Inustion noun The act of burning or branding. [ Obsolete] T. Adams.
[ Latin inutilis
: confer French inutile
. See In-
.] Useless; unprofitable.
[ Obsolete] Bacon.
Inutility noun [ Latin inutilitas : confer French inutilité .] Uselessness; the quality of being unprofitable; unprofitableness; as, the inutility of vain speculations and visionary projects.
Inutterable adjective Unutterable; inexpressible. Milton.
Invade transitive verb
[ imperfect & past participle Invaded
; present participle & verbal noun Invading
.] [ Latin invadere
; prefix in-
in + vadere
to go, akin to English wade
: confer Old French invader
, French envahir
. See Wade
.] 1. To go into or upon; to pass within the confines of; to enter; -- used of forcible or rude ingress.
Which becomes a body, and doth then invade Spenser. 2. To enter with hostile intentions; to enter with a view to conquest or plunder; to make an irruption into; to attack; as, the Romans invaded Great Britain.
The state of life, out of the grisly shade.
Such an enemy Milton. 3. To attack; to infringe; to encroach on; to violate; as, the king invaded the rights of the people. 4. To grow or spread over; to affect injuriously and progressively; as, gangrene invades healthy tissue. Syn.
Is risen to invade us.
-- To attack; assail; encroach upon. See Attack
Invade intransitive verb To make an invasion. Brougham.
Invader noun One who invades; an assailant; an encroacher; an intruder.
Invaginate transitive verb To insert as in a sheath; to produce intussusception in.

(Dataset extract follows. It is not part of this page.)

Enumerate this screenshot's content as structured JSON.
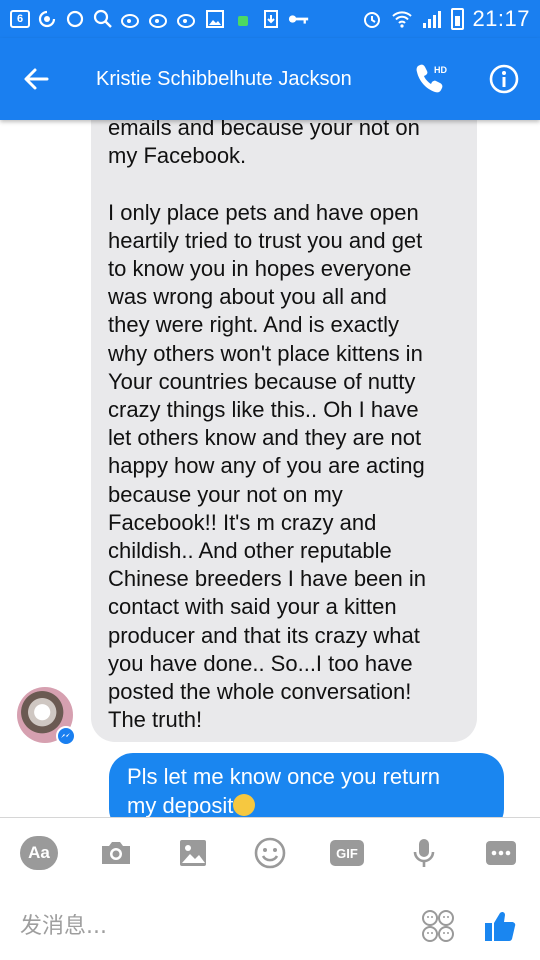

Invaginate, Invaginated adjective (Biol.) (a) Sheathed. (b) Having one portion of a hollow organ drawn back within another portion.
Invagination noun [ Latin prefix in- + vagina sheath.]
1. (Biol.) The condition of an invaginated organ or part. 2. (Biol.) One of the methods by which the various germinal layers of the ovum are differentiated. » In embolic invagination , one half of the blastosphere is pushed in towards the other half, producing an embryonic form known as a gastrula . -- In epibolic invagination , a phenomenon in the development of some invertebrate ova, the epiblast appears to grow over or around the hypoblast.
[ Latin invalescens
, present participle of invalescere
to become strong. See 1st In-
, and Convalesce
.] Strength; health.
Invaletudinary adjective Wanting health; valetudinary. [ R.]
[ Prefix in-
not + valid
: confer French invalide
, Latin invalidus
infirm, weak. Confer Invalid
infirm.] 1. Of no force, weight, or cogency; not valid; weak. 2. (Law) Having no force, effect, or efficacy; void; null; as, an invalid contract or agreement.
[ French invalide
, noun & adjective
, Latin invalidus
null.] A person who is weak and infirm; one who is disabled for active service; especially, one in chronic ill health.
[ See Invalid
] Not well; feeble; infirm; sickly; as, he had an invalid daughter.
Invalid transitive verb 1. To make or render invalid or infirm.
, bent, and almost blind." Dickens. 2. To classify or enroll as an invalid.
Peace coming, he was invalided on half pay. Carlyle.
Invalidate transitive verb
[ imperfect & past participle Invalidated
; present participle & verbal noun Invalidating
.] [ From Invalid
null.] To render invalid; to weaken or lessen the force of; to destroy the authority of; to render of no force or effect; to overthrow; as, to invalidate an agreement or argument.
Invalidation noun The act of inavlidating, or the state of being invalidated.
So many invalidations of their right. Burke.